[Items from an interface collection]
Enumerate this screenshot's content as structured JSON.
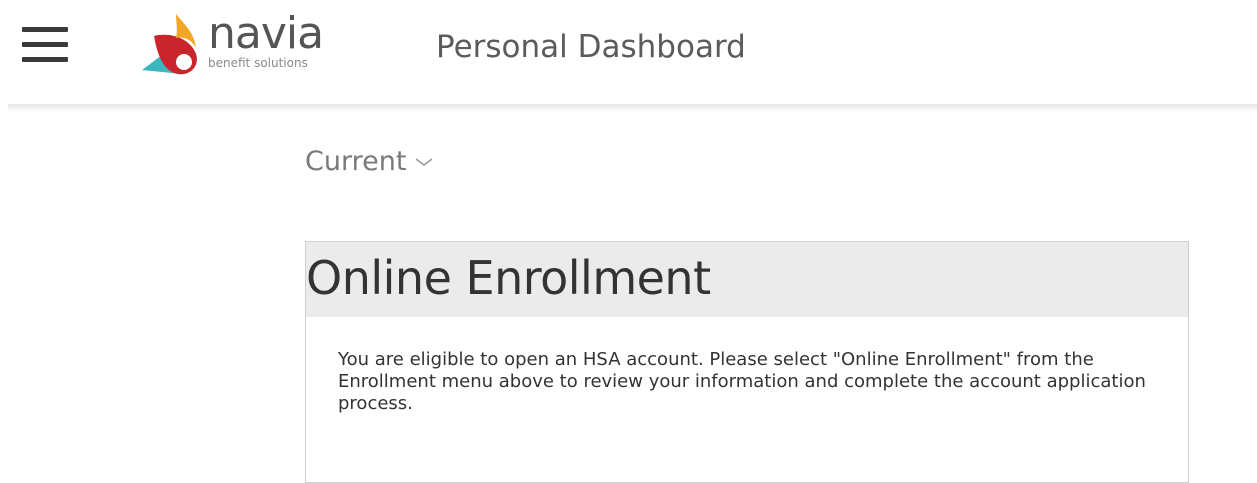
{
  "header": {
    "menu_icon": "hamburger-menu-icon",
    "logo": {
      "name": "navia",
      "tagline": "benefit solutions",
      "colors": [
        "#f2a626",
        "#c8252c",
        "#3ab7c1"
      ]
    },
    "title": "Personal Dashboard"
  },
  "period_selector": {
    "label": "Current",
    "icon": "chevron-down-icon"
  },
  "enrollment_card": {
    "title": "Online Enrollment",
    "message": "You are eligible to open an HSA account.  Please select \"Online Enrollment\" from the Enrollment menu above to review your information and complete the account application process."
  }
}
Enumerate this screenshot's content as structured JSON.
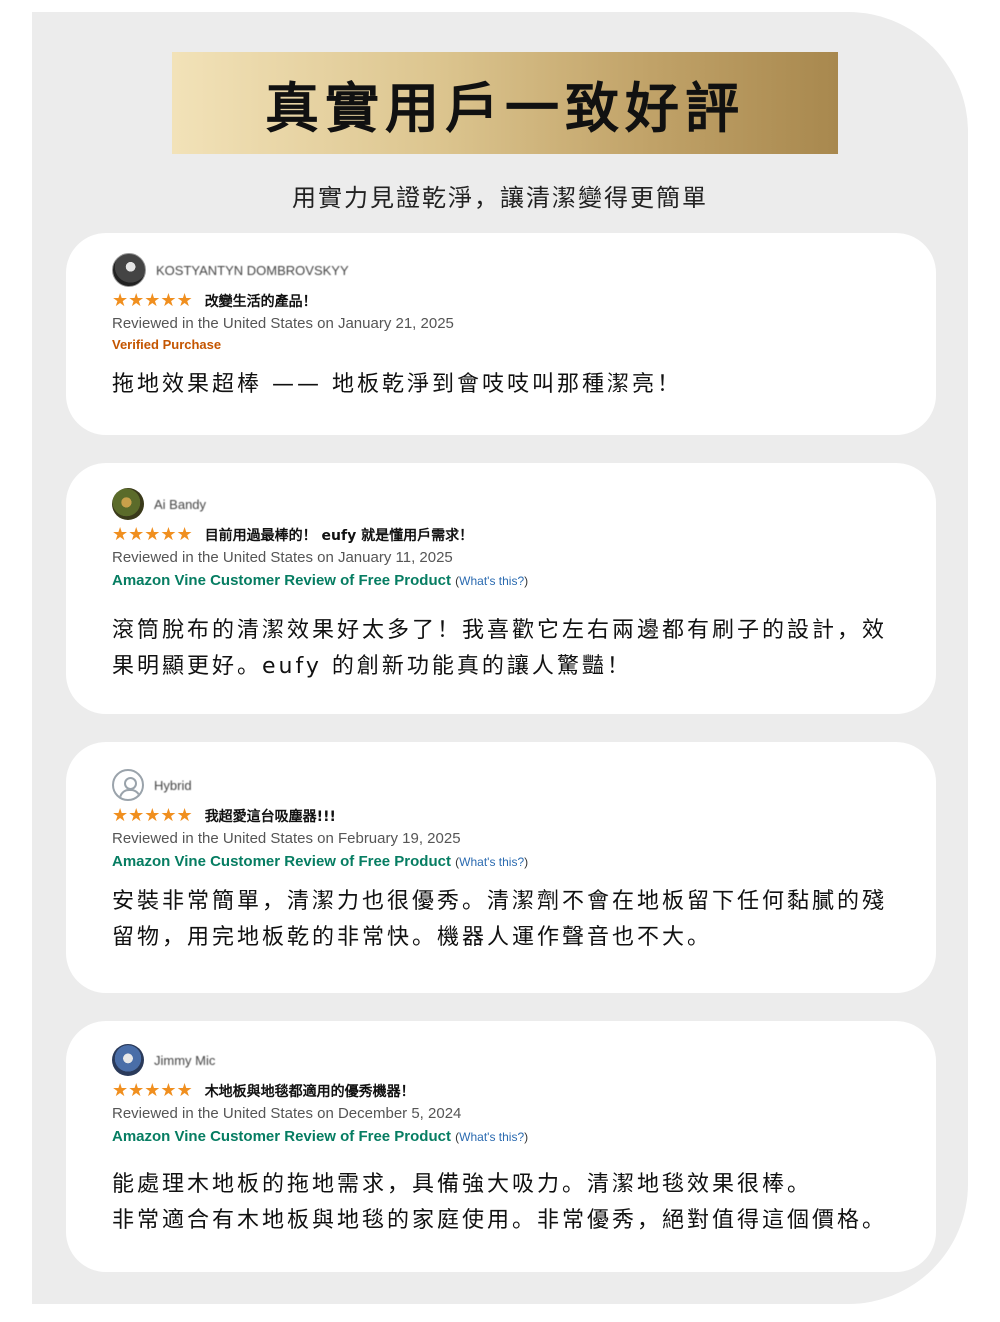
{
  "header": {
    "title": "真實用戶一致好評",
    "subtitle": "用實力見證乾淨，讓清潔變得更簡單"
  },
  "reviews": [
    {
      "name": "KOSTYANTYN DOMBROVSKYY",
      "stars": "★★★★★",
      "rating": 5,
      "title": "改變生活的產品！",
      "meta": "Reviewed in the United States on January 21, 2025",
      "badge": "Verified Purchase",
      "body": "拖地效果超棒 —— 地板乾淨到會吱吱叫那種潔亮！"
    },
    {
      "name": "Ai Bandy",
      "stars": "★★★★★",
      "rating": 5,
      "title": "目前用過最棒的！ eufy 就是懂用戶需求！",
      "meta": "Reviewed in the United States on January 11, 2025",
      "badge": "Amazon Vine Customer Review of Free Product",
      "whats": "What's this?",
      "body": "滾筒脫布的清潔效果好太多了！我喜歡它左右兩邊都有刷子的設計，效果明顯更好。eufy 的創新功能真的讓人驚豔！"
    },
    {
      "name": "Hybrid",
      "stars": "★★★★★",
      "rating": 5,
      "title": "我超愛這台吸塵器!!!",
      "meta": "Reviewed in the United States on February 19, 2025",
      "badge": "Amazon Vine Customer Review of Free Product",
      "whats": "What's this?",
      "body": "安裝非常簡單，清潔力也很優秀。清潔劑不會在地板留下任何黏膩的殘留物，用完地板乾的非常快。機器人運作聲音也不大。"
    },
    {
      "name": "Jimmy Mic",
      "stars": "★★★★★",
      "rating": 5,
      "title": "木地板與地毯都適用的優秀機器！",
      "meta": "Reviewed in the United States on December 5, 2024",
      "badge": "Amazon Vine Customer Review of Free Product",
      "whats": "What's this?",
      "body_line1": "能處理木地板的拖地需求，具備強大吸力。清潔地毯效果很棒。",
      "body_line2": "非常適合有木地板與地毯的家庭使用。非常優秀，絕對值得這個價格。"
    }
  ],
  "colors": {
    "star": "#f08f1f",
    "verified": "#c45500",
    "vine": "#067d62",
    "link": "#2a6ab0",
    "banner_light": "#f2e2b8",
    "banner_dark": "#a8884e",
    "panel_bg": "#ececec"
  }
}
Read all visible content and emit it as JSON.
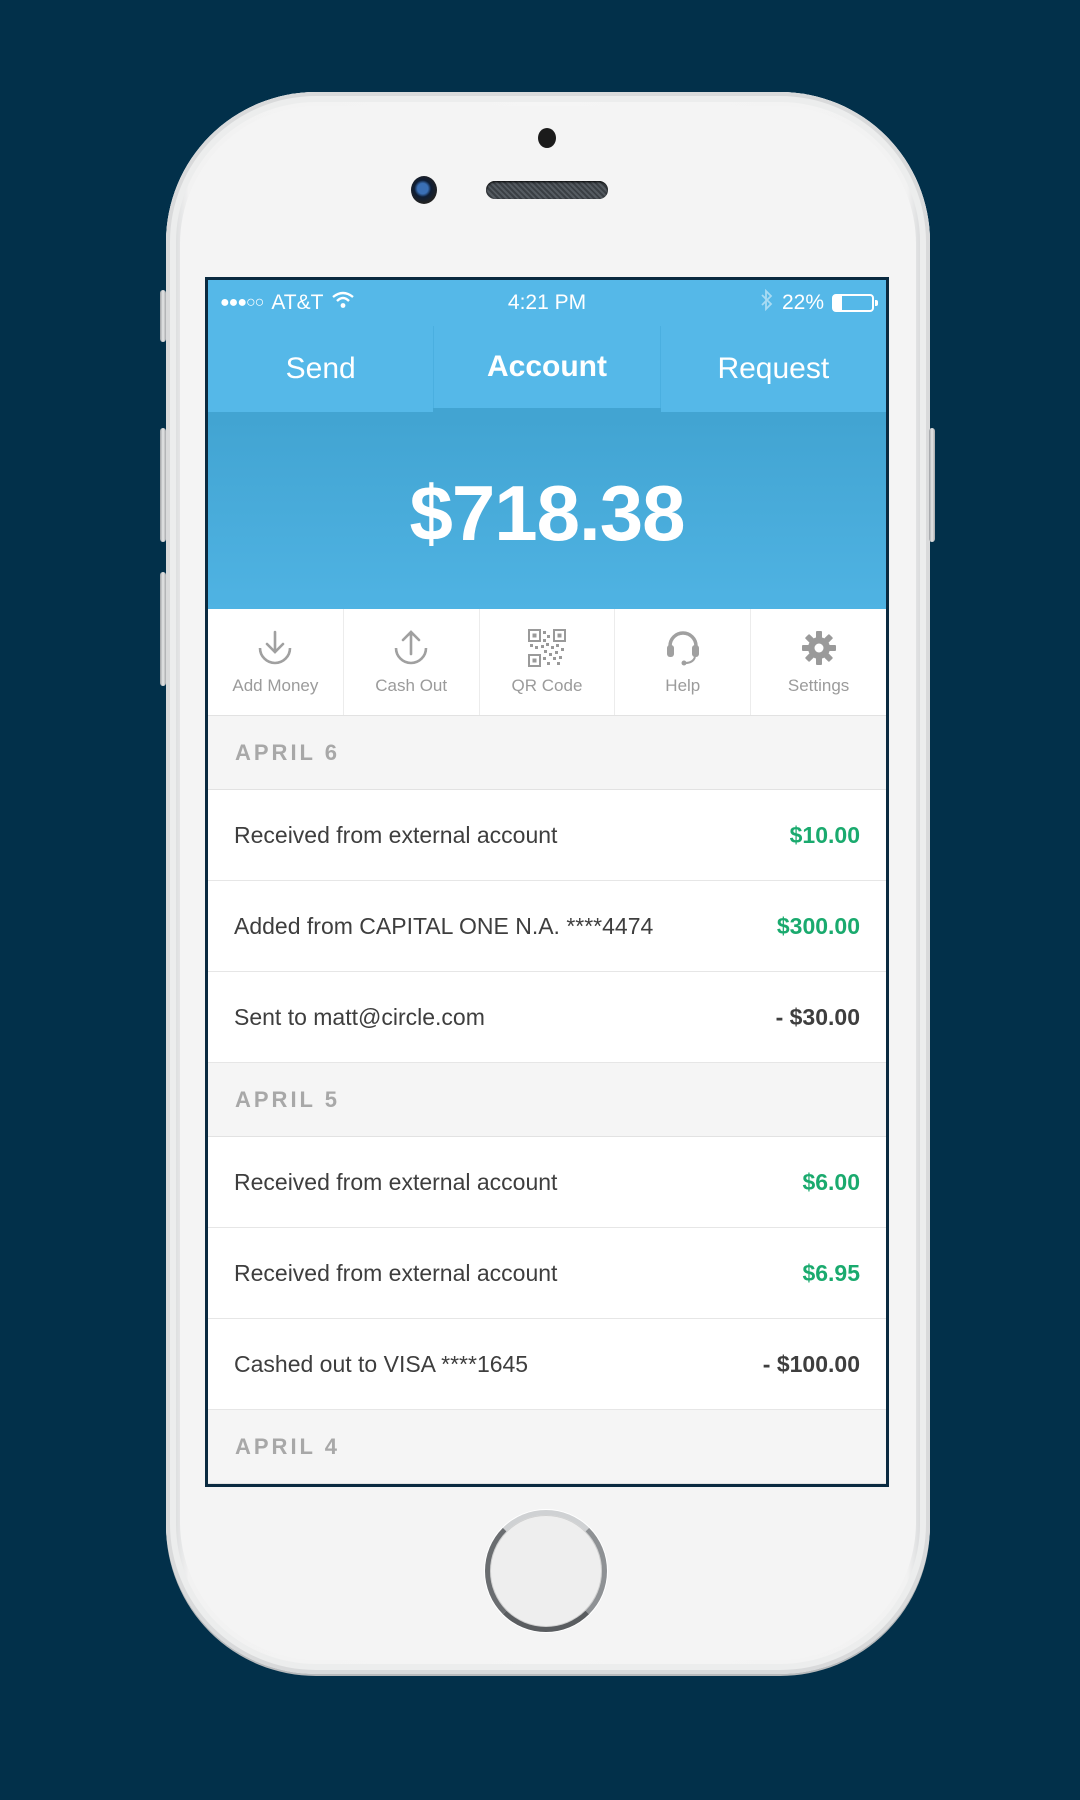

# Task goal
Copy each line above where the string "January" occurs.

# Completed exercise
      "meta": "Reviewed in the United States on January 21, 2025",
      "meta": "Reviewed in the United States on January 11, 2025",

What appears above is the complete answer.